Join us for a meaningful conversation with David Fankhauser as we explore the risk and sacrifice in confronting injustice and inequities.
David Fankhauser, a professor of biology and chemistry at the University of Cincinnati’s Clermont campus, attended Central State University (CSU) in the early 1960s. At the time, the college had a 99.4 percent black student population. The Congress of Racial Equality (CORE) called upon CSU in search of student volunteers to be part of the Freedom Riders, a series of bus trips that were taken through the southern United States to protest racial segregation in the interstate bus terminals. At 19 years old, Fankhauser joined the Freedom Riders.

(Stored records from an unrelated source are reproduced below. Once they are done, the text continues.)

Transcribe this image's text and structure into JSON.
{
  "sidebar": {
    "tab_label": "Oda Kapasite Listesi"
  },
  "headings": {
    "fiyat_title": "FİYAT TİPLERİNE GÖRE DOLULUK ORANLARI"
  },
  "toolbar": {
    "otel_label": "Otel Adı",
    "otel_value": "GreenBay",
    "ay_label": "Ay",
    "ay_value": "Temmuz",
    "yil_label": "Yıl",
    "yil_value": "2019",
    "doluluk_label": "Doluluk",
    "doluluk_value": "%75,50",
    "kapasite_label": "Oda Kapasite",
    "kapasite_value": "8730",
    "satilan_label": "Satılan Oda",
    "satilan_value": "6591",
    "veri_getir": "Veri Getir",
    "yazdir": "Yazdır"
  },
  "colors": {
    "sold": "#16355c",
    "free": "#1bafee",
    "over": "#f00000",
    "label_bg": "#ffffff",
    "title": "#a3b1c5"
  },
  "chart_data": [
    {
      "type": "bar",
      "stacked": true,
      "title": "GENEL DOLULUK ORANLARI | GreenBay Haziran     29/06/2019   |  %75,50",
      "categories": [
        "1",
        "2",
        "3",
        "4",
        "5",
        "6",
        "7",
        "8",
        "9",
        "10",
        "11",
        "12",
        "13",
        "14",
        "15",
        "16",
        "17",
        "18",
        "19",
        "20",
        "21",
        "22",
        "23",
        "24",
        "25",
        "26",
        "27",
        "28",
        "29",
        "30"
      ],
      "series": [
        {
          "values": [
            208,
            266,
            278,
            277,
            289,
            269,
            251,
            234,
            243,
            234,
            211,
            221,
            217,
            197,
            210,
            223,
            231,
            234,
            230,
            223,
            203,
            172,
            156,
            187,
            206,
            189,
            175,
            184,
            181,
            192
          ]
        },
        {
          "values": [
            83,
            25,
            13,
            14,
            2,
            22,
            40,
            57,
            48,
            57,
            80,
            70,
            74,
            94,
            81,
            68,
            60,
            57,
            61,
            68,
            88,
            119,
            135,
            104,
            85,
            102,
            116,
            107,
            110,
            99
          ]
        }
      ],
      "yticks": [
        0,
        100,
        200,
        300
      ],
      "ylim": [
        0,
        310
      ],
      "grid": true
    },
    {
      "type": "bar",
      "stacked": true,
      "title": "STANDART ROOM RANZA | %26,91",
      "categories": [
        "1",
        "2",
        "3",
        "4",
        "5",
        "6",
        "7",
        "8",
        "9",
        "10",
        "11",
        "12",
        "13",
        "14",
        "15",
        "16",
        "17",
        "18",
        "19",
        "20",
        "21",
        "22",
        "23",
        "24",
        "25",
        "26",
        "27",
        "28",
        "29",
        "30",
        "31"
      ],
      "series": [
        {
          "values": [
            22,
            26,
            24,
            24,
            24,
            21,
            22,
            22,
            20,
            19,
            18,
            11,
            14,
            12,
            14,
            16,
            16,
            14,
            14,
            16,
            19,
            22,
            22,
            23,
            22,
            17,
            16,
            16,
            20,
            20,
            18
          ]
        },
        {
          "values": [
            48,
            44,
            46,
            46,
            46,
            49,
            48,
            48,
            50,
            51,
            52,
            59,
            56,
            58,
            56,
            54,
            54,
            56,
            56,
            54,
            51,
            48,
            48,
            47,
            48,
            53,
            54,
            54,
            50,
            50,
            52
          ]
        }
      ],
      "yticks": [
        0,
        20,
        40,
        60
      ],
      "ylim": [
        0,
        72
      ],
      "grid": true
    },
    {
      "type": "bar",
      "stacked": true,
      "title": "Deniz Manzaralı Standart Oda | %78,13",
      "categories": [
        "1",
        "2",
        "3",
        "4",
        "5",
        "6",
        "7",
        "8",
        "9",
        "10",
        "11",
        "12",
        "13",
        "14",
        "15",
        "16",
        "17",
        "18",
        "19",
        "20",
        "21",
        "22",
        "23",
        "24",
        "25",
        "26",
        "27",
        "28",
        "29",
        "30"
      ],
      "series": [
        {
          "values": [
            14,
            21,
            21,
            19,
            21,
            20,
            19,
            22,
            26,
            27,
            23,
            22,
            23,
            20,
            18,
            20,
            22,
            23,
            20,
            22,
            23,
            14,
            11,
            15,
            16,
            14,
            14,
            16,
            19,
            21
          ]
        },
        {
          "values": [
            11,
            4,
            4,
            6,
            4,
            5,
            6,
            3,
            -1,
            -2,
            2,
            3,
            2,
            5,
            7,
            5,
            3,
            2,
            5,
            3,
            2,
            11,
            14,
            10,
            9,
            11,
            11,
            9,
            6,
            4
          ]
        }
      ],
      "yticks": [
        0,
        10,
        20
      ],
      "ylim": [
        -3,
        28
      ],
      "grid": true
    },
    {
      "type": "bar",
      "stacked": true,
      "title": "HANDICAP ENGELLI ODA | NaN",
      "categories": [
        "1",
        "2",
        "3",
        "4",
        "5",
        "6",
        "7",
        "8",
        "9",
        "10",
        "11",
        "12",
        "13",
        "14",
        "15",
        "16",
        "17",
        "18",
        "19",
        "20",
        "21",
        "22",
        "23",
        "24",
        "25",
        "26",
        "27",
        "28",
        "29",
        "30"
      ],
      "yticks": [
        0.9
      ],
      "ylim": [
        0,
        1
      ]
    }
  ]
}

Raised as a Quaker, Fankhauser was very adamant about civil rights and racial integration. He engaged in planning meetings with civil rights leaders Ralph Abernathy and Martin Luther King, Jr. in Montgomery, Alabama. Fankhauser and other Freedom Riders rode a Trailway bus from Montgomery to Jackson, Mississippi. After their arrival, Fankhauser and seven other Freedom Riders were arrested for refusing to leave the waiting room of a whites-only bus station. The Ohio Civil Rights Hall of Fame inducted Fankhauser in 2014 for his contribution to the civil rights movement and for his involvement with the Freedom Riders.